“The basis of all this is rather hard to work out,” he remarked.
Conference organiser Prof Eunan O’Halpin of TCD said the mutiny was “above all an enormous British constitutional crisis” which he characterised as opposition politicians and maverick army officers plotting to thwart revolutionary changes being ushered in by a government.
The world of Downton Abbey was up against emerging challenges of the early 20th century – from suffragettes, workers seeking better pay, the idea that people should get pensions or that Ireland should have home rule – "the last straw," he said.
He likened the opponents to change in Britain in the early years of the 20th century to the Tea Party faction in the United States today, saying their Edwardian British predecessors should perhaps be termed the Afternoon Tea Party. Was not the scheming that culminated in the Curragh Mutiny a "calculated act of revenge by the forces of reaction in British society against the Liberals for all the changes they had made in Britain since [the election of] 1906", he asked.
Two lawyers, senior counsel Roger Sweetman and TCD academic Eoin O'Dell argued the toss as to whether the incident was in legal terms a mutiny. Mr Sweetman (prosecuting) said the mutiny was a conspiracy to pervert government policy and the consequences for Ireland had been "appalling". The British government completely lost any military initiative to quell growing militarisation of the country, he suggested.

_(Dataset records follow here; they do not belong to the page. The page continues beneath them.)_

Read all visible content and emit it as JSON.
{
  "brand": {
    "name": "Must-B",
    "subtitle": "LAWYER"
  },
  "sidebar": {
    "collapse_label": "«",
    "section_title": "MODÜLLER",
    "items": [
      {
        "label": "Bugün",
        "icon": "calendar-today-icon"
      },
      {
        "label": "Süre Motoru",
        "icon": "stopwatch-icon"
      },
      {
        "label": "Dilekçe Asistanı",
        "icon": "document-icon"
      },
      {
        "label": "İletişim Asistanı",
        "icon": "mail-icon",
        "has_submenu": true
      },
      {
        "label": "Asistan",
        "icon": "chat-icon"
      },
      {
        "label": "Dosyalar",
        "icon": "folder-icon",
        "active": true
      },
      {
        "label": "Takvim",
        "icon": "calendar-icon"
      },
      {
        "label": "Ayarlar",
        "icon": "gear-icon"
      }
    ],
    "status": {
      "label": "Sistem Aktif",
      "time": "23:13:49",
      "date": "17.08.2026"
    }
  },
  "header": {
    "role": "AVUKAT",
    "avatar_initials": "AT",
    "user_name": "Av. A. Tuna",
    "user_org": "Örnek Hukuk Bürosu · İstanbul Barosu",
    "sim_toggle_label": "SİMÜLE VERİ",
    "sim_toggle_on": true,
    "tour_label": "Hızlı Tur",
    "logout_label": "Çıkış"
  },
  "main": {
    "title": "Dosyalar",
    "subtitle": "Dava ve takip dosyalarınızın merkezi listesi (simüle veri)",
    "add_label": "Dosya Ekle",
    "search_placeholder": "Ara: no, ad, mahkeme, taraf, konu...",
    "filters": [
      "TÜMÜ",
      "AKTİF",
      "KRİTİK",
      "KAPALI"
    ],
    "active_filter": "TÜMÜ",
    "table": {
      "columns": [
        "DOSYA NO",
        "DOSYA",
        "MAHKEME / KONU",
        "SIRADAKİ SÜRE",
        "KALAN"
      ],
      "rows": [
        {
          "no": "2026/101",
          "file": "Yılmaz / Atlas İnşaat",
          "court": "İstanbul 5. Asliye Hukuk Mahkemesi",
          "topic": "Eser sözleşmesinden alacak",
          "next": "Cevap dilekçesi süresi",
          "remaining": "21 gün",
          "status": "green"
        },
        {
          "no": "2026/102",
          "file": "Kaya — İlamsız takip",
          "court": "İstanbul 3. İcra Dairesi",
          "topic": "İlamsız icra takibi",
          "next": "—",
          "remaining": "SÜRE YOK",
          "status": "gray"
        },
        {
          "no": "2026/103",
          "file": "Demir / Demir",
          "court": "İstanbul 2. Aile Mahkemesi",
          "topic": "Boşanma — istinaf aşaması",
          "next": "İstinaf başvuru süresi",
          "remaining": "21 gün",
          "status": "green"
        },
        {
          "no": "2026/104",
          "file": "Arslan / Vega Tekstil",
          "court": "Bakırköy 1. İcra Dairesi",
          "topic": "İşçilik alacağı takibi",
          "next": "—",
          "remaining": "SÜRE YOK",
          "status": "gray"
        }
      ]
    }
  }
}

Mr O’Dell, for the defence, argued that a breach of the soldiers’ oath to the monarch was not a criminal offence and, as no order had been given, there could not have been a mutinous challenge to lawful military authority.
Giving judgment, the former Chief Justice of Ireland, Mr Justice Ronan Keane, and Mr Justice Donal O'Donnell of the Supreme Court both found there was no case to answer because no formal order had been issued, against which the men could have been said to have mutinied.
Nevertheless, what happened, said Mr Justice Keane, was “extraordinarily wrong and extraordinarily improper”. He added that it was “far worse” because the Curragh officers “were getting themselves involved in the political business of the country. . . [which was] extremely subversive of the whole British constitution”.
By contrast, Sir Richard Aikens, a Lord Justice of the British Court of Appeal, ruled there was a case for the officers to be charged with conspiracy to mutiny, and also a possible breach of the Official Secrets Act.